**EXCERPTED DATA**:
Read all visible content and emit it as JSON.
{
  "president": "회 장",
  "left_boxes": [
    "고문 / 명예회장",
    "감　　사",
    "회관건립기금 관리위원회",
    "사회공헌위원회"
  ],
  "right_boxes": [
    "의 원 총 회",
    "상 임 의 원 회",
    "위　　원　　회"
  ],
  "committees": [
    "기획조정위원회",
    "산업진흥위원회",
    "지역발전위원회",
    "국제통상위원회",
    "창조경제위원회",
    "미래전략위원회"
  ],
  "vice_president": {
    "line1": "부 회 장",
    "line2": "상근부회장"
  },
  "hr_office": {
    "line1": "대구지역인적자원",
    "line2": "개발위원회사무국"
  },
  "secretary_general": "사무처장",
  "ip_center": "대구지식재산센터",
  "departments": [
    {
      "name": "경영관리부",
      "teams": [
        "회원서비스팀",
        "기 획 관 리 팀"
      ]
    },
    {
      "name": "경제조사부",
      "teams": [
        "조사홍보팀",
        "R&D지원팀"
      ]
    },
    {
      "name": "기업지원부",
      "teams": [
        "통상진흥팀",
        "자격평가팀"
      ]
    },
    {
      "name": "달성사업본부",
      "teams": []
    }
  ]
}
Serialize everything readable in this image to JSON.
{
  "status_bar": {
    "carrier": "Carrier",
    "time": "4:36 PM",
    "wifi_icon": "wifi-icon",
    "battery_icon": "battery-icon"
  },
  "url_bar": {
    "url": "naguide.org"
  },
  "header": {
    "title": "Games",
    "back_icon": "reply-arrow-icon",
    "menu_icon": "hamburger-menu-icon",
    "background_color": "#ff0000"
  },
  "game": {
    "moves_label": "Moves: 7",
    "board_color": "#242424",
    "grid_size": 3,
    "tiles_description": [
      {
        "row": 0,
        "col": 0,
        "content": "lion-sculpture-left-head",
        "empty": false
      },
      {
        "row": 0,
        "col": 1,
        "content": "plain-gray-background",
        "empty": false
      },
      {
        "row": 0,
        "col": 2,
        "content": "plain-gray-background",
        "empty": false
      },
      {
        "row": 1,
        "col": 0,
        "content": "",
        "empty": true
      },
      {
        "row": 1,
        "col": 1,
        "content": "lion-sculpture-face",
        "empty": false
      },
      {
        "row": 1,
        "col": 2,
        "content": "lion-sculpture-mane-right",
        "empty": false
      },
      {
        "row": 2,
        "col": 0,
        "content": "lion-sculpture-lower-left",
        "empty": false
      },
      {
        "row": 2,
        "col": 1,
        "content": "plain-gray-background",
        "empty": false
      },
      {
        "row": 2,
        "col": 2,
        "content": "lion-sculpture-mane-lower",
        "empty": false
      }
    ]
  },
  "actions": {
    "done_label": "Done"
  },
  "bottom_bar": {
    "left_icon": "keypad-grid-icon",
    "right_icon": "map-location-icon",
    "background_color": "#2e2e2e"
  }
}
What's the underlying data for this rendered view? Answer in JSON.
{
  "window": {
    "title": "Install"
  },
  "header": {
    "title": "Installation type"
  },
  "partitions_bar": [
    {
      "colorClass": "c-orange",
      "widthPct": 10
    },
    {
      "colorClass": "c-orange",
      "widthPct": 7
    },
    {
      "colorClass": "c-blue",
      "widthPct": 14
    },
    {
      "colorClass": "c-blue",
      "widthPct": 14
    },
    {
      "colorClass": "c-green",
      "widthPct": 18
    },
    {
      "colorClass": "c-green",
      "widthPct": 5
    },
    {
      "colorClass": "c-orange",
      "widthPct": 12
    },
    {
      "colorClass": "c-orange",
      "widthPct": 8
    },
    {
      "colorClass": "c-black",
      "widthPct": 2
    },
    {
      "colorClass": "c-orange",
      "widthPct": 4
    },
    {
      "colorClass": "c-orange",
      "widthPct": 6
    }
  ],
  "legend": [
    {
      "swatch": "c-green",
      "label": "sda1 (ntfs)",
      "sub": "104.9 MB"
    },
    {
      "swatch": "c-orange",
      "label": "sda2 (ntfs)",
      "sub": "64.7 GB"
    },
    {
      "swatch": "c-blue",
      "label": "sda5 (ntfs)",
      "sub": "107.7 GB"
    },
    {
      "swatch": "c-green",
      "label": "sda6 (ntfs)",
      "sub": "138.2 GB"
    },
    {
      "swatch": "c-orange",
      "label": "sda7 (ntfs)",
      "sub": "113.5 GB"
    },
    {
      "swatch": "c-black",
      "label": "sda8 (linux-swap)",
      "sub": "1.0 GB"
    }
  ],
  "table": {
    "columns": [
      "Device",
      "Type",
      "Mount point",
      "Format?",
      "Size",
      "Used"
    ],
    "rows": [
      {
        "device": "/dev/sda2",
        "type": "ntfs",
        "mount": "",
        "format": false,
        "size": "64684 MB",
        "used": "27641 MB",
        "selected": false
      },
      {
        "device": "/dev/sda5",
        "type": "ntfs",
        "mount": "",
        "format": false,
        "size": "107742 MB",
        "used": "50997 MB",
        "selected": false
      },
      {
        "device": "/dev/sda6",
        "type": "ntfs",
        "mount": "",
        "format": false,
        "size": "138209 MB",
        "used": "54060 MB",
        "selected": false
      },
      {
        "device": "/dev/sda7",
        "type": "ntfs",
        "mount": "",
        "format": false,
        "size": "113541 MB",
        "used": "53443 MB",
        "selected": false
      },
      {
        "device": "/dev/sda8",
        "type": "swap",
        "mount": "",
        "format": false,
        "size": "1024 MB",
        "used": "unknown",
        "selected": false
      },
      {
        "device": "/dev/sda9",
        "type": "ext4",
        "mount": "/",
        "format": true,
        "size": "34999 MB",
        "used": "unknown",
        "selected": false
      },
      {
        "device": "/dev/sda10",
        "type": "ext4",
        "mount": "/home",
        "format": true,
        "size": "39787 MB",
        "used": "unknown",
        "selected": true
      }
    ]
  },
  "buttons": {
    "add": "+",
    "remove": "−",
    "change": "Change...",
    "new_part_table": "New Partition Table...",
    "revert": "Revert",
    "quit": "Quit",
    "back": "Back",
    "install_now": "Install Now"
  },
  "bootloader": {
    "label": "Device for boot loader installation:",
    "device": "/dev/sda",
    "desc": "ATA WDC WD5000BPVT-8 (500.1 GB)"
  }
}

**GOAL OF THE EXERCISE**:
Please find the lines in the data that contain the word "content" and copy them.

**RESPONSE**:
Read all visible content and emit it as JSON.
        "content": "lion-sculpture-left-head",
        "content": "plain-gray-background",
        "content": "plain-gray-background",
        "content": "",
        "content": "lion-sculpture-face",
        "content": "lion-sculpture-mane-right",
        "content": "lion-sculpture-lower-left",
        "content": "plain-gray-background",
        "content": "lion-sculpture-mane-lower",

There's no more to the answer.